Repeat all the records exactly, omitting pictures.

· · · ·

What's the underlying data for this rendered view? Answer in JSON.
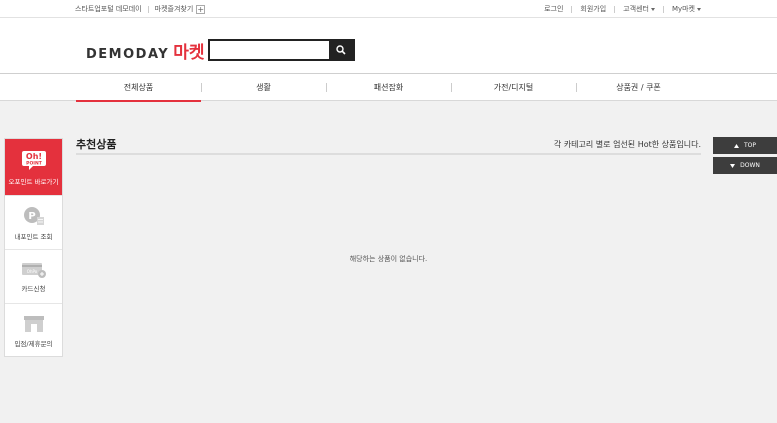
{
  "topbar": {
    "startpage": "스타트업포털 데모데이",
    "favorite": "마켓즐겨찾기",
    "plus": "+",
    "login": "로그인",
    "join": "회원가입",
    "cs": "고객센터",
    "mymarket": "My마켓"
  },
  "header": {
    "logo_en": "DEMODAY",
    "logo_ko": "마켓",
    "search_placeholder": "",
    "search_value": ""
  },
  "nav": {
    "items": [
      {
        "label": "전체상품"
      },
      {
        "label": "생활"
      },
      {
        "label": "패션잡화"
      },
      {
        "label": "가전/디지털"
      },
      {
        "label": "상품권 / 쿠폰"
      }
    ],
    "active_index": 0
  },
  "quick": {
    "point_badge_top": "Oh!",
    "point_badge_bottom": "POINT",
    "items": [
      {
        "label": "오포인트 바로가기"
      },
      {
        "label": "내포인트 조회"
      },
      {
        "label": "카드신청"
      },
      {
        "label": "입점/제휴문의"
      }
    ],
    "card_badge": "OhPo"
  },
  "main": {
    "title": "추천상품",
    "description": "각 카테고리 별로 엄선된 Hot한 상품입니다.",
    "empty_message": "해당하는 상품이 없습니다."
  },
  "scroll": {
    "top": "TOP",
    "down": "DOWN"
  },
  "colors": {
    "accent": "#e4313d",
    "dark": "#3d3d3d"
  }
}
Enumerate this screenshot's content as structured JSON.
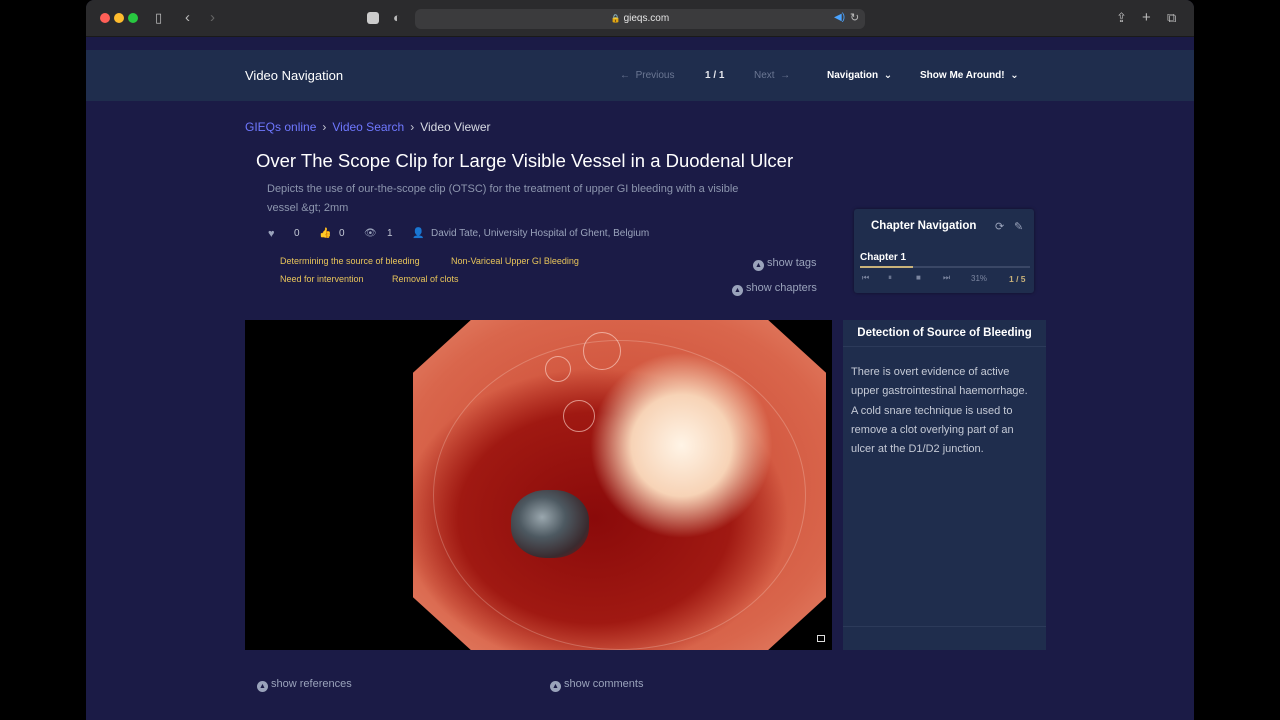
{
  "browser": {
    "url": "gieqs.com",
    "icons": [
      "sidebar-icon",
      "back-icon",
      "forward-icon",
      "tab-icon",
      "shield-icon",
      "lock-icon",
      "speaker-icon",
      "reload-icon",
      "share-icon",
      "new-tab-icon",
      "tab-overview-icon"
    ]
  },
  "navbar": {
    "title": "Video Navigation",
    "previous": "Previous",
    "page": "1 / 1",
    "next": "Next",
    "navigation": "Navigation",
    "show_me": "Show Me Around!"
  },
  "breadcrumb": {
    "items": [
      "GIEQs online",
      "Video Search",
      "Video Viewer"
    ]
  },
  "video_info": {
    "title": "Over The Scope Clip for Large Visible Vessel in a Duodenal Ulcer",
    "description": "Depicts the use of our-the-scope clip (OTSC) for the treatment of upper GI bleeding with a visible vessel &gt; 2mm",
    "likes": "0",
    "thumbs": "0",
    "views": "1",
    "author": "David Tate, University Hospital of Ghent, Belgium",
    "tags": [
      "Determining the source of bleeding",
      "Non-Variceal Upper GI Bleeding",
      "Need for intervention",
      "Removal of clots"
    ],
    "show_tags": "show tags",
    "show_chapters": "show chapters"
  },
  "chapter_nav": {
    "title": "Chapter Navigation",
    "chapter": "Chapter 1",
    "progress_label": "31%",
    "progress": 0.31,
    "count": "1 / 5"
  },
  "chapter_panel": {
    "title": "Detection of Source of Bleeding",
    "body": "There is overt evidence of active upper gastrointestinal haemorrhage. A cold snare technique is used to remove a clot overlying part of an ulcer at the D1/D2 junction."
  },
  "footer": {
    "show_references": "show references",
    "show_comments": "show comments"
  },
  "colors": {
    "background": "#1b1b46",
    "navbar": "#1f2d4d",
    "link": "#6f78ff",
    "tag": "#e8c55a",
    "accent": "#c9b27a"
  }
}
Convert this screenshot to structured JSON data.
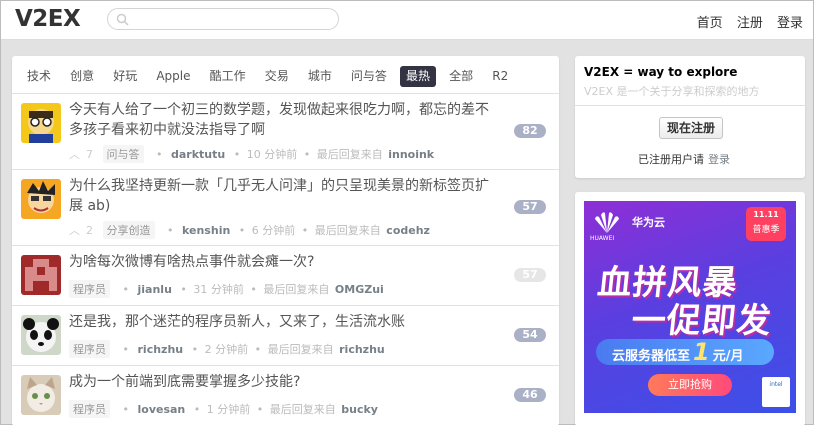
{
  "header": {
    "logo": "V2EX",
    "search_placeholder": "",
    "nav": [
      "首页",
      "注册",
      "登录"
    ]
  },
  "tabs": [
    {
      "label": "技术",
      "active": false
    },
    {
      "label": "创意",
      "active": false
    },
    {
      "label": "好玩",
      "active": false
    },
    {
      "label": "Apple",
      "active": false
    },
    {
      "label": "酷工作",
      "active": false
    },
    {
      "label": "交易",
      "active": false
    },
    {
      "label": "城市",
      "active": false
    },
    {
      "label": "问与答",
      "active": false
    },
    {
      "label": "最热",
      "active": true
    },
    {
      "label": "全部",
      "active": false
    },
    {
      "label": "R2",
      "active": false
    }
  ],
  "topics": [
    {
      "title": "今天有人给了一个初三的数学题，发现做起来很吃力啊，都忘的差不多孩子看来初中就没法指导了啊",
      "votes": "7",
      "node": "问与答",
      "author": "darktutu",
      "time": "10 分钟前",
      "last_reply_label": "最后回复来自",
      "last_reply_user": "innoink",
      "replies": "82"
    },
    {
      "title": "为什么我坚持更新一款「几乎无人问津」的只呈现美景的新标签页扩展 ab)",
      "votes": "2",
      "node": "分享创造",
      "author": "kenshin",
      "time": "6 分钟前",
      "last_reply_label": "最后回复来自",
      "last_reply_user": "codehz",
      "replies": "57"
    },
    {
      "title": "为啥每次微博有啥热点事件就会瘫一次?",
      "votes": "",
      "node": "程序员",
      "author": "jianlu",
      "time": "31 分钟前",
      "last_reply_label": "最后回复来自",
      "last_reply_user": "OMGZui",
      "replies": "57"
    },
    {
      "title": "还是我，那个迷茫的程序员新人，又来了，生活流水账",
      "votes": "",
      "node": "程序员",
      "author": "richzhu",
      "time": "2 分钟前",
      "last_reply_label": "最后回复来自",
      "last_reply_user": "richzhu",
      "replies": "54"
    },
    {
      "title": "成为一个前端到底需要掌握多少技能?",
      "votes": "",
      "node": "程序员",
      "author": "lovesan",
      "time": "1 分钟前",
      "last_reply_label": "最后回复来自",
      "last_reply_user": "bucky",
      "replies": "46"
    }
  ],
  "sidebar": {
    "tagline": "V2EX = way to explore",
    "description": "V2EX 是一个关于分享和探索的地方",
    "register_button": "现在注册",
    "registered_prompt": "已注册用户请",
    "login_link": "登录"
  },
  "ad": {
    "brand_en": "HUAWEI",
    "cloud_label": "华为云",
    "badge_top": "11.11",
    "badge_bottom": "普惠季",
    "headline_1": "血拼风暴",
    "headline_2": "一促即发",
    "strip_prefix": "云服务器低至",
    "strip_price": "1",
    "strip_suffix": "元/月",
    "buy_button": "立即抢购",
    "chip_label": "intel"
  }
}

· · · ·

▶ _ANSWER AREA_:
What's the underlying data for this rendered view? Answer in JSON.
{
  "topbar": {
    "startpage": "스타트업포털 데모데이",
    "favorite": "마켓즐겨찾기",
    "plus": "+",
    "login": "로그인",
    "join": "회원가입",
    "cs": "고객센터",
    "mymarket": "My마켓"
  },
  "header": {
    "logo_en": "DEMODAY",
    "logo_ko": "마켓",
    "search_placeholder": "",
    "search_value": ""
  },
  "nav": {
    "items": [
      {
        "label": "전체상품"
      },
      {
        "label": "생활"
      },
      {
        "label": "패션잡화"
      },
      {
        "label": "가전/디지털"
      },
      {
        "label": "상품권 / 쿠폰"
      }
    ],
    "active_index": 0
  },
  "quick": {
    "point_badge_top": "Oh!",
    "point_badge_bottom": "POINT",
    "items": [
      {
        "label": "오포인트 바로가기"
      },
      {
        "label": "내포인트 조회"
      },
      {
        "label": "카드신청"
      },
      {
        "label": "입점/제휴문의"
      }
    ],
    "card_badge": "OhPo"
  },
  "main": {
    "title": "추천상품",
    "description": "각 카테고리 별로 엄선된 Hot한 상품입니다.",
    "empty_message": "해당하는 상품이 없습니다."
  },
  "scroll": {
    "top": "TOP",
    "down": "DOWN"
  },
  "colors": {
    "accent": "#e4313d",
    "dark": "#3d3d3d"
  }
}
Enumerate this screenshot's content as structured JSON.
{
  "browser": {
    "url": "gieqs.com",
    "icons": [
      "sidebar-icon",
      "back-icon",
      "forward-icon",
      "tab-icon",
      "shield-icon",
      "lock-icon",
      "speaker-icon",
      "reload-icon",
      "share-icon",
      "new-tab-icon",
      "tab-overview-icon"
    ]
  },
  "navbar": {
    "title": "Video Navigation",
    "previous": "Previous",
    "page": "1 / 1",
    "next": "Next",
    "navigation": "Navigation",
    "show_me": "Show Me Around!"
  },
  "breadcrumb": {
    "items": [
      "GIEQs online",
      "Video Search",
      "Video Viewer"
    ]
  },
  "video_info": {
    "title": "Over The Scope Clip for Large Visible Vessel in a Duodenal Ulcer",
    "description": "Depicts the use of our-the-scope clip (OTSC) for the treatment of upper GI bleeding with a visible vessel &gt; 2mm",
    "likes": "0",
    "thumbs": "0",
    "views": "1",
    "author": "David Tate, University Hospital of Ghent, Belgium",
    "tags": [
      "Determining the source of bleeding",
      "Non-Variceal Upper GI Bleeding",
      "Need for intervention",
      "Removal of clots"
    ],
    "show_tags": "show tags",
    "show_chapters": "show chapters"
  },
  "chapter_nav": {
    "title": "Chapter Navigation",
    "chapter": "Chapter 1",
    "progress_label": "31%",
    "progress": 0.31,
    "count": "1 / 5"
  },
  "chapter_panel": {
    "title": "Detection of Source of Bleeding",
    "body": "There is overt evidence of active upper gastrointestinal haemorrhage. A cold snare technique is used to remove a clot overlying part of an ulcer at the D1/D2 junction."
  },
  "footer": {
    "show_references": "show references",
    "show_comments": "show comments"
  },
  "colors": {
    "background": "#1b1b46",
    "navbar": "#1f2d4d",
    "link": "#6f78ff",
    "tag": "#e8c55a",
    "accent": "#c9b27a"
  }
}
Convert this screenshot to structured JSON data.
{
  "header": {
    "logo": "V2EX",
    "search_placeholder": "",
    "nav": [
      "首页",
      "注册",
      "登录"
    ]
  },
  "tabs": [
    {
      "label": "技术",
      "active": false
    },
    {
      "label": "创意",
      "active": false
    },
    {
      "label": "好玩",
      "active": false
    },
    {
      "label": "Apple",
      "active": false
    },
    {
      "label": "酷工作",
      "active": false
    },
    {
      "label": "交易",
      "active": false
    },
    {
      "label": "城市",
      "active": false
    },
    {
      "label": "问与答",
      "active": false
    },
    {
      "label": "最热",
      "active": true
    },
    {
      "label": "全部",
      "active": false
    },
    {
      "label": "R2",
      "active": false
    }
  ],
  "topics": [
    {
      "title": "今天有人给了一个初三的数学题，发现做起来很吃力啊，都忘的差不多孩子看来初中就没法指导了啊",
      "votes": "7",
      "node": "问与答",
      "author": "darktutu",
      "time": "10 分钟前",
      "last_reply_label": "最后回复来自",
      "last_reply_user": "innoink",
      "replies": "82"
    },
    {
      "title": "为什么我坚持更新一款「几乎无人问津」的只呈现美景的新标签页扩展 ab)",
      "votes": "2",
      "node": "分享创造",
      "author": "kenshin",
      "time": "6 分钟前",
      "last_reply_label": "最后回复来自",
      "last_reply_user": "codehz",
      "replies": "57"
    },
    {
      "title": "为啥每次微博有啥热点事件就会瘫一次?",
      "votes": "",
      "node": "程序员",
      "author": "jianlu",
      "time": "31 分钟前",
      "last_reply_label": "最后回复来自",
      "last_reply_user": "OMGZui",
      "replies": "57"
    },
    {
      "title": "还是我，那个迷茫的程序员新人，又来了，生活流水账",
      "votes": "",
      "node": "程序员",
      "author": "richzhu",
      "time": "2 分钟前",
      "last_reply_label": "最后回复来自",
      "last_reply_user": "richzhu",
      "replies": "54"
    },
    {
      "title": "成为一个前端到底需要掌握多少技能?",
      "votes": "",
      "node": "程序员",
      "author": "lovesan",
      "time": "1 分钟前",
      "last_reply_label": "最后回复来自",
      "last_reply_user": "bucky",
      "replies": "46"
    }
  ],
  "sidebar": {
    "tagline": "V2EX = way to explore",
    "description": "V2EX 是一个关于分享和探索的地方",
    "register_button": "现在注册",
    "registered_prompt": "已注册用户请",
    "login_link": "登录"
  },
  "ad": {
    "brand_en": "HUAWEI",
    "cloud_label": "华为云",
    "badge_top": "11.11",
    "badge_bottom": "普惠季",
    "headline_1": "血拼风暴",
    "headline_2": "一促即发",
    "strip_prefix": "云服务器低至",
    "strip_price": "1",
    "strip_suffix": "元/月",
    "buy_button": "立即抢购",
    "chip_label": "intel"
  }
}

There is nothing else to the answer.